How Does a Horse Race Work?

horse race

The majesty of a horse race is undeniable, with thousands of humans packed into the infield, watching horses galloping across a dusty track at high speed. But the sport is not without its problems. Whether it’s a lack of transparency on doping, abusive training practices or the inhumane treatment of injured horses, horse racing is plagued by controversy. In the past few years, a growing awareness of the cruelty that horses are subject to in the industry has led to improvements. But the sport is still losing fans, revenue and race days.

Horse races are contested between two or more horses, with one of them winning the prize money. The horses are ridden by jockeys, who are trained to steer the animal with their hands and feet while communicating with them using their voice. During the course of a race, a jockey must follow a specific path over the course, and jump any hurdles present (if there are any). They must also cross a finish line to win.

Races are usually split into categories according to the horses’ ages and genders in order to balance the competition between them. The most prestigious races are called condition races, and offer the biggest purses. In these, all the entrants are assigned a certain weight, designed to even out their chances of winning. Exceptions are made for younger horses and females racing against males.

In other races, a horses’ chances of winning are based on their performance from previous races. This is known as a class rating, and is calculated by studying the horses’ records and comparing their finishing position against other horses in the same race.

A horse’s race can be influenced by many other factors, including its fitness, the weather, and what it eats and drinks before and after the race. In order to maximize a horse’s chance of winning, it is important to know these factors and how they affect the horse.

Ideally, a horse should reach its peak ability at age five, but rising breeding fees and sales prices mean that fewer and fewer racehorses make it to this point. Many are forced to race at a much earlier age, and the resulting wear and tear on horses’ bodies can lead to a range of injuries and diseases.

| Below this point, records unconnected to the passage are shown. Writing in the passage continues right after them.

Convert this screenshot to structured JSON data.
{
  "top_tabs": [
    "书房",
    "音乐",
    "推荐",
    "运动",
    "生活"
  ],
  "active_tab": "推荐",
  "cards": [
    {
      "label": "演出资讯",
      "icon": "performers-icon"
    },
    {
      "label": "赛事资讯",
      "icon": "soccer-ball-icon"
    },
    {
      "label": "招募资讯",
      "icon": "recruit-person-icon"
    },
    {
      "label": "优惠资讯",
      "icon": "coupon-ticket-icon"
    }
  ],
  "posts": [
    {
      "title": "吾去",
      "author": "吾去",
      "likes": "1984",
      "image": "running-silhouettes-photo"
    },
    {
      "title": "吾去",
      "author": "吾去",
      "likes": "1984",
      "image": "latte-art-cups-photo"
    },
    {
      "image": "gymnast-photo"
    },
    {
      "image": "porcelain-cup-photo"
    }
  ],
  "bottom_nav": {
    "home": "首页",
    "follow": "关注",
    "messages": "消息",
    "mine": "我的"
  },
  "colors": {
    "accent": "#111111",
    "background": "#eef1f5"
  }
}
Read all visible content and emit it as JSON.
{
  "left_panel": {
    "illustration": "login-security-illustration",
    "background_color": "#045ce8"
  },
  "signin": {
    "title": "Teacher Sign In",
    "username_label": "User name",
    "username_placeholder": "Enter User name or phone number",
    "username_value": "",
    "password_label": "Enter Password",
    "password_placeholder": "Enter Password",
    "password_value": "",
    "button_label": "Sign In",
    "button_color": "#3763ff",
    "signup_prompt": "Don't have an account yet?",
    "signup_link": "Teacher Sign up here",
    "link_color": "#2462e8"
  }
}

As a result, horse racing is often described as an unnatural sport. Despite the fact that horses are born to run and love to compete, the way they run and play in an open field bears no resemblance to their performance on a racetrack. The race itself is, quite simply, unethical. Horses are not allowed to play in a natural setting, they must be drugged, shaved, and conditioned in order to meet the demands of the sport. Consequently, they suffer from a variety of health issues, some of which can be fatal. For this reason, a growing number of people are boycotting horse races. Fortunately, there are now a number of organizations that support the welfare of racehorses.